Monday, May 9, 2016

Other Mothers

                                      I love my mom.
I learned so much from her, but there were certain things she couldn't teach me. For those things, I had to rely on others. My teachers, first and foremost, taught me the things in school that got me through it. Outside of the Daisy Gets Her Period thing, all the rest was academic. And Mom had already taught me those details.
But there were scout leaders, who were kind and did all the scout things...what I remember most was how to set a table and how not to enjoy sleeping in the woods with 20 other "girls".
And then there was Marge. The lady in the first photo was my best friend's mother. I spent a great deal of time within her sphere and am grateful for it.
Margie was more worldly than my own mother, or at least she appeared to be.
She had a rough, smoker's voice and a huge heart. She confided in me simple things, her thoughts, her observations on life, her dislikes and likes. Sometimes, she even admitted to her fears, though they were few.
She loved her kids and her husband, but she also loved herself. Her confidence was mindboggling. When she walked into a room, you actually felt her presence and that was just the way she wanted it. Her penchant for wearing red and black clothing, her height aided by the highest heels available...her silver hair piled high atop her head...she was quite impressive and she knew it.
And she used it.
I think people were cowed by her mere presence. She exuded confidence. No one intimidated her. She took charge.
This is what she passed on to me. Margie never hid her light under any bushel.
But she was plagued with illness...and from the operations and the horrible results from them, she lost her grip on her mighty self. While it is easy to see how she self-medicated the pain and the unhappiness, it is just as much a great shame that she could no longer be the woman she had once been.
It hurt us all to witness her decline. There were times when the old Margie would come back, but the shadow of long suppressed fears and the pain pills and alcohol took their toll. Her world became clouded and eventually, she lost the fight she once had.
She died an ugly death, by herself in the family home, found by her husband and a stranger. (But that's another ugly story.)
Thank you, Margie, for all you gave me and all you taught me. You were a terrific second mother to me and I will never forget you.
I hope you are at peace.

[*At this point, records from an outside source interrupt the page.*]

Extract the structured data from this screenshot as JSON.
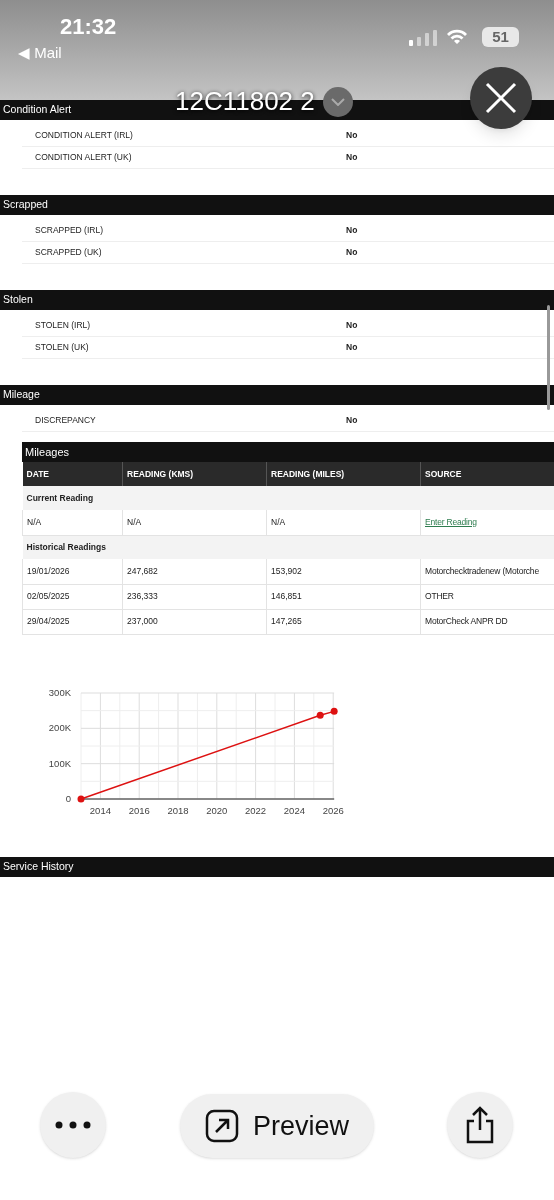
{
  "status_bar": {
    "time": "21:32",
    "back": "◀ Mail",
    "battery": "51"
  },
  "viewer": {
    "title": "12C11802 2"
  },
  "sections": [
    {
      "title": "Condition Alert",
      "rows": [
        {
          "label": "CONDITION ALERT (IRL)",
          "value": "No"
        },
        {
          "label": "CONDITION ALERT (UK)",
          "value": "No"
        }
      ]
    },
    {
      "title": "Scrapped",
      "rows": [
        {
          "label": "SCRAPPED (IRL)",
          "value": "No"
        },
        {
          "label": "SCRAPPED (UK)",
          "value": "No"
        }
      ]
    },
    {
      "title": "Stolen",
      "rows": [
        {
          "label": "STOLEN (IRL)",
          "value": "No"
        },
        {
          "label": "STOLEN (UK)",
          "value": "No"
        }
      ]
    },
    {
      "title": "Mileage",
      "rows": [
        {
          "label": "DISCREPANCY",
          "value": "No"
        }
      ]
    }
  ],
  "mileages": {
    "title": "Mileages",
    "columns": [
      "DATE",
      "READING (KMS)",
      "READING (MILES)",
      "SOURCE"
    ],
    "groups": [
      {
        "title": "Current Reading",
        "rows": [
          {
            "cells": [
              "N/A",
              "N/A",
              "N/A"
            ],
            "source": "Enter Reading",
            "kind": "link"
          }
        ]
      },
      {
        "title": "Historical Readings",
        "rows": [
          {
            "cells": [
              "19/01/2026",
              "247,682",
              "153,902"
            ],
            "source": "Motorchecktradenew (Motorche",
            "kind": "text"
          },
          {
            "cells": [
              "02/05/2025",
              "236,333",
              "146,851"
            ],
            "source": "OTHER",
            "kind": "text"
          },
          {
            "cells": [
              "29/04/2025",
              "237,000",
              "147,265"
            ],
            "source": "MotorCheck ANPR DD",
            "kind": "text"
          }
        ]
      }
    ]
  },
  "chart": {
    "chart_data": {
      "type": "line",
      "x": [
        2013,
        2025.33,
        2026.05
      ],
      "grid": true,
      "series": [
        {
          "color": "#dd1111",
          "marker": true,
          "values": [
            0,
            237000,
            248000
          ]
        }
      ],
      "xlim": [
        2013,
        2026.05
      ],
      "ylim": [
        0,
        300000
      ],
      "xticks": [
        2014,
        2016,
        2018,
        2020,
        2022,
        2024,
        2026
      ],
      "yticks": [
        {
          "value": 0,
          "label": "0"
        },
        {
          "value": 100000,
          "label": "100K"
        },
        {
          "value": 200000,
          "label": "200K"
        },
        {
          "value": 300000,
          "label": "300K"
        }
      ]
    }
  },
  "next_section": "Service History",
  "toolbar": {
    "preview": "Preview"
  }
}
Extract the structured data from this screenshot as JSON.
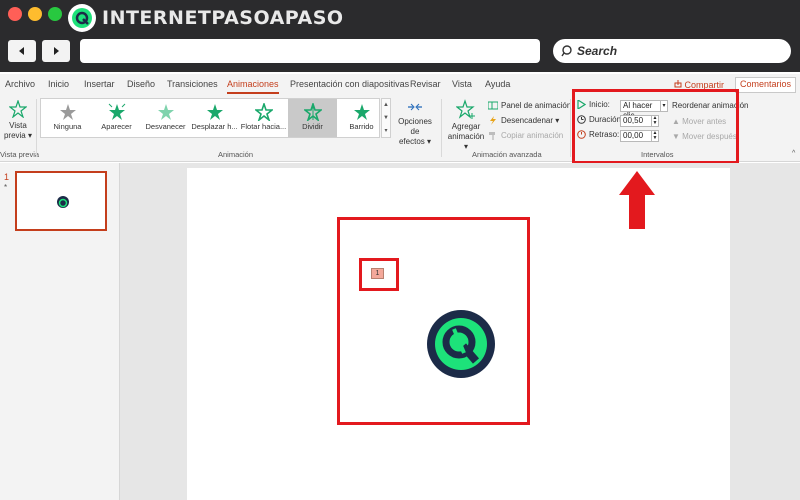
{
  "brand": {
    "prefix": "INTERNET",
    "suffix": "PASOAPASO"
  },
  "browser": {
    "back_icon": "left-arrow-icon",
    "forward_icon": "right-arrow-icon",
    "search_placeholder": "Search"
  },
  "ribbon": {
    "tabs": [
      "Archivo",
      "Inicio",
      "Insertar",
      "Diseño",
      "Transiciones",
      "Animaciones",
      "Presentación con diapositivas",
      "Revisar",
      "Vista",
      "Ayuda"
    ],
    "active_tab": "Animaciones",
    "share_label": "Compartir",
    "comments_label": "Comentarios",
    "preview": {
      "line1": "Vista",
      "line2": "previa",
      "group_label": "Vista previa"
    },
    "gallery": [
      "Ninguna",
      "Aparecer",
      "Desvanecer",
      "Desplazar h...",
      "Flotar hacia...",
      "Dividir",
      "Barrido"
    ],
    "gallery_selected": "Dividir",
    "effect_options": {
      "line1": "Opciones de",
      "line2": "efectos"
    },
    "animation_group_label": "Animación",
    "add_animation": {
      "line1": "Agregar",
      "line2": "animación"
    },
    "advanced": {
      "panel": "Panel de animación",
      "trigger": "Desencadenar",
      "copy": "Copiar animación",
      "group_label": "Animación avanzada"
    },
    "timing": {
      "start_label": "Inicio:",
      "start_value": "Al hacer clic",
      "duration_label": "Duración:",
      "duration_value": "00,50",
      "delay_label": "Retraso:",
      "delay_value": "00,00",
      "reorder_title": "Reordenar animación",
      "move_earlier": "Mover antes",
      "move_later": "Mover después",
      "group_label": "Intervalos"
    }
  },
  "slides": {
    "thumb_number": "1",
    "thumb_marker": "*",
    "animation_tag": "1"
  },
  "colors": {
    "accent": "#c43e1c",
    "highlight": "#e3191e",
    "logo_green": "#1de27a",
    "logo_navy": "#1c2b48"
  }
}
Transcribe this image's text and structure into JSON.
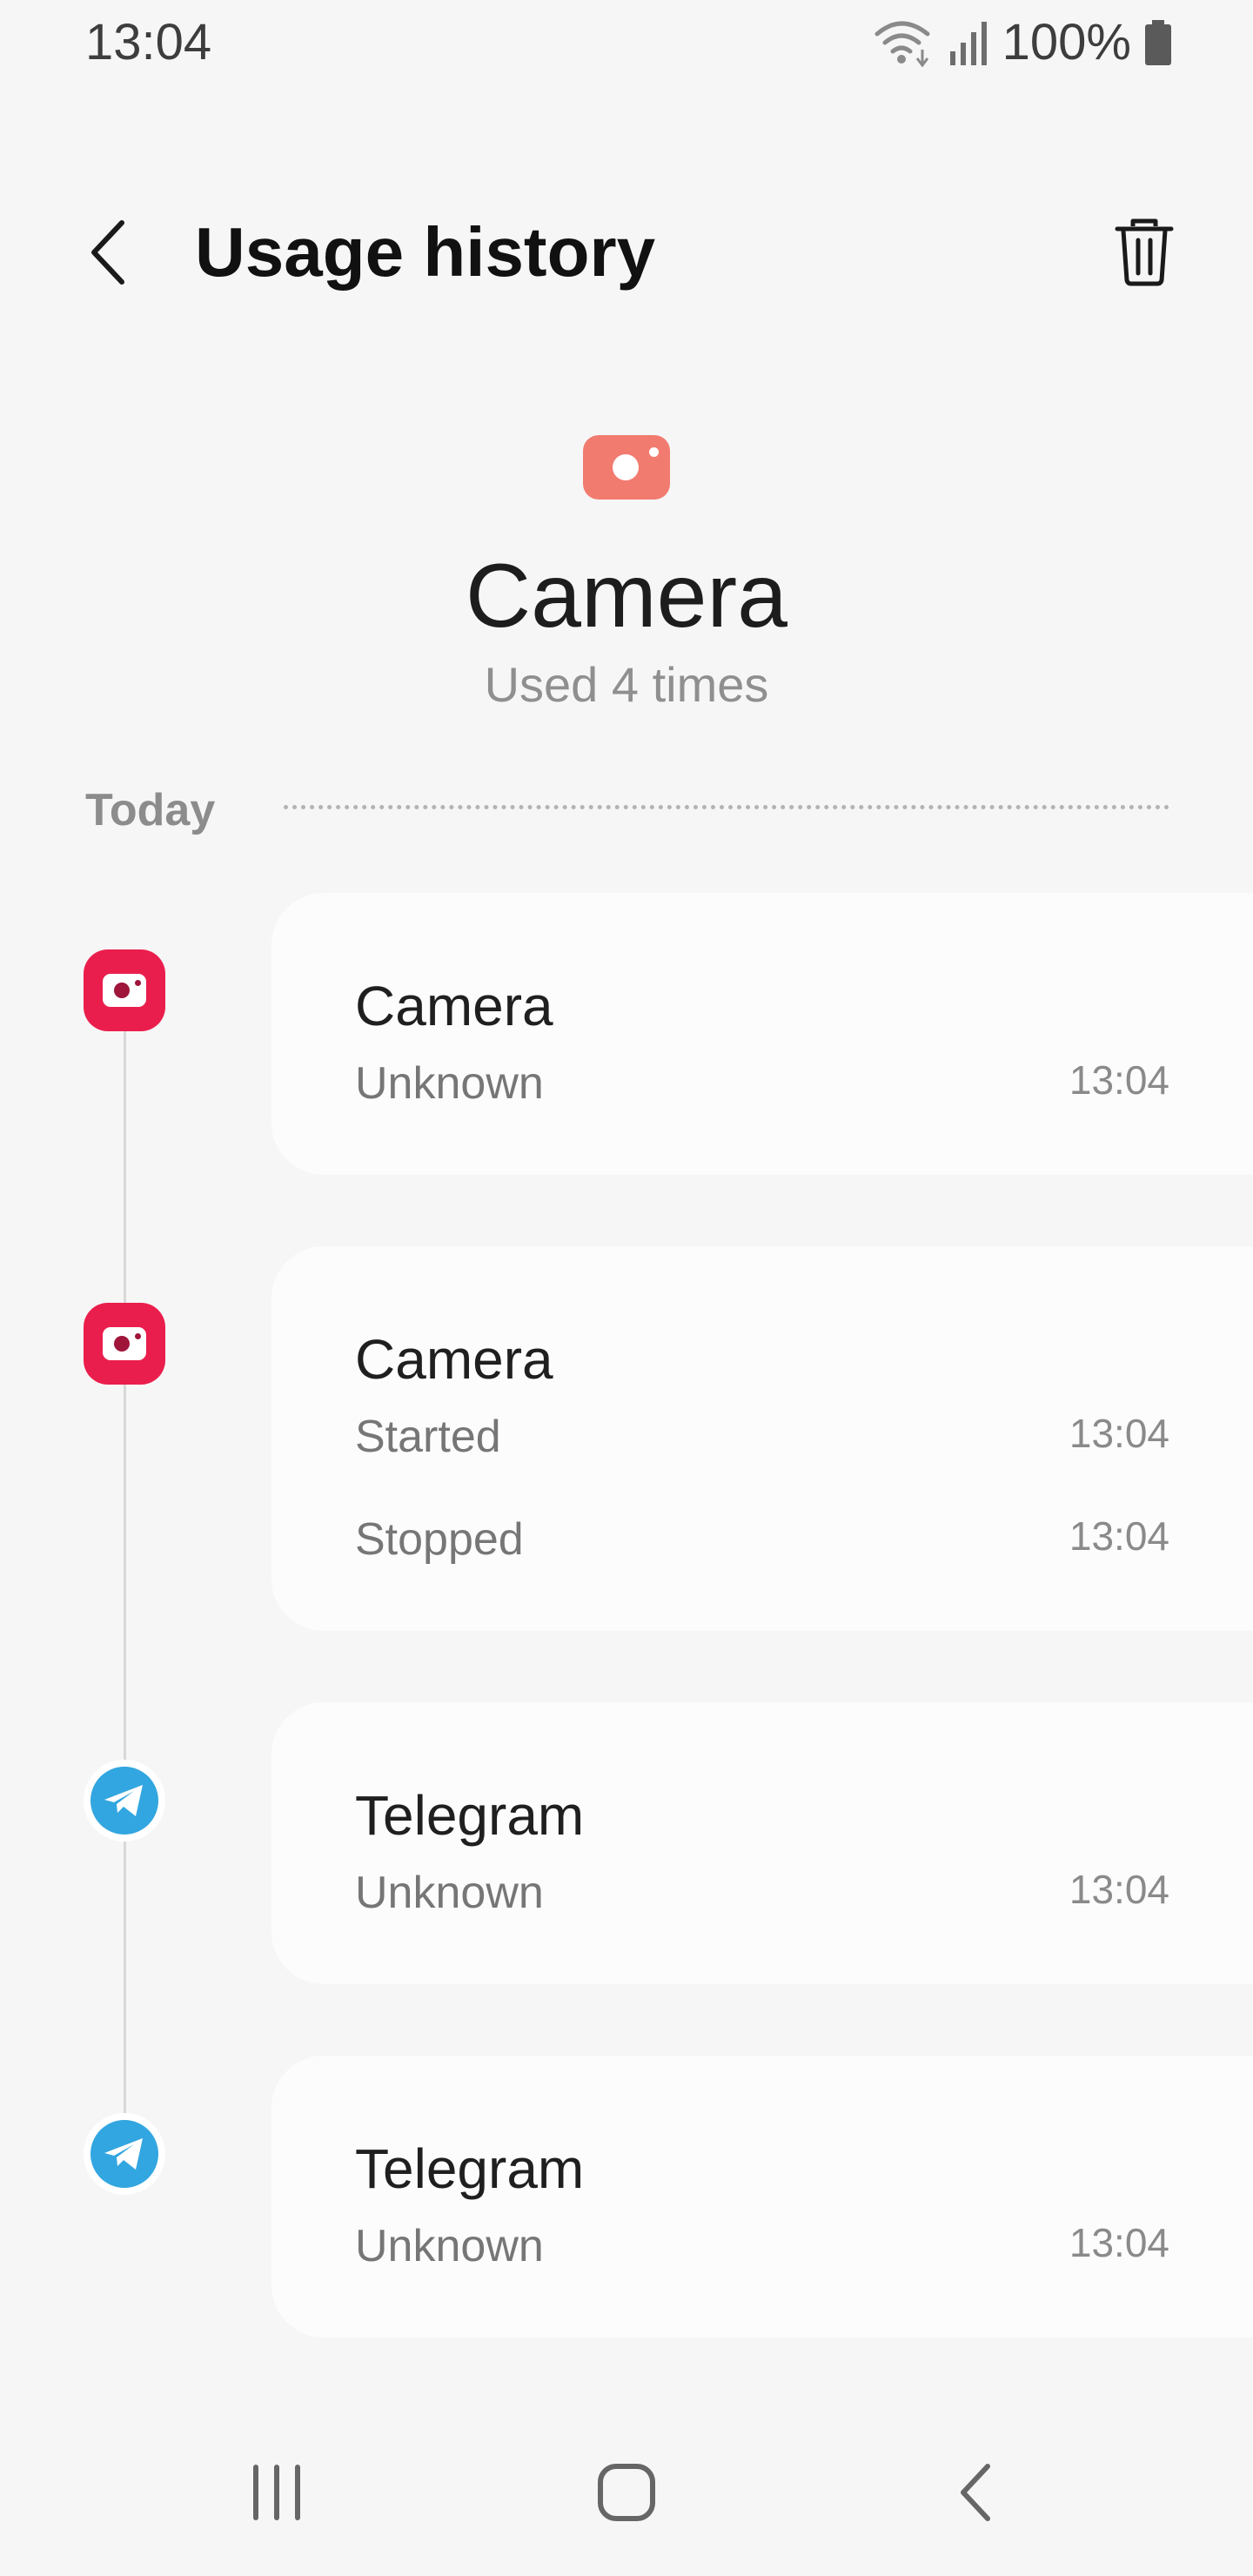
{
  "status_bar": {
    "time": "13:04",
    "battery_percent": "100%",
    "icons": [
      "wifi-icon",
      "signal-icon",
      "battery-icon"
    ]
  },
  "header": {
    "title": "Usage history",
    "back_icon": "back-arrow-icon",
    "delete_icon": "trash-icon"
  },
  "app": {
    "name": "Camera",
    "usage_summary": "Used 4 times",
    "icon": "camera-icon",
    "icon_color": "#f27b70"
  },
  "section": {
    "label": "Today"
  },
  "entries": [
    {
      "app": "Camera",
      "icon": "camera-icon",
      "rows": [
        {
          "label": "Unknown",
          "time": "13:04"
        }
      ]
    },
    {
      "app": "Camera",
      "icon": "camera-icon",
      "rows": [
        {
          "label": "Started",
          "time": "13:04"
        },
        {
          "label": "Stopped",
          "time": "13:04"
        }
      ]
    },
    {
      "app": "Telegram",
      "icon": "telegram-icon",
      "rows": [
        {
          "label": "Unknown",
          "time": "13:04"
        }
      ]
    },
    {
      "app": "Telegram",
      "icon": "telegram-icon",
      "rows": [
        {
          "label": "Unknown",
          "time": "13:04"
        }
      ]
    }
  ],
  "colors": {
    "camera_badge": "#ea1e4c",
    "telegram_badge": "#32a6e0",
    "background": "#f6f6f6",
    "card": "#fcfcfc"
  },
  "nav_bar": {
    "buttons": [
      "recent-apps-icon",
      "home-icon",
      "back-icon"
    ]
  }
}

1 comment:

  1. I've had the incredible good fortune to have THREE "other" fathers. Rev. Richard Geiger and Rev. George Herrmann modeled Christ for me and invested time in my instruction. Seabury Oliver taught me most of what I know about successful investing...and showed me what "sanctified prosperity" looked like. I fall short of their example...but without them, I'd have a great deal less to pass on. Thanks for sharing.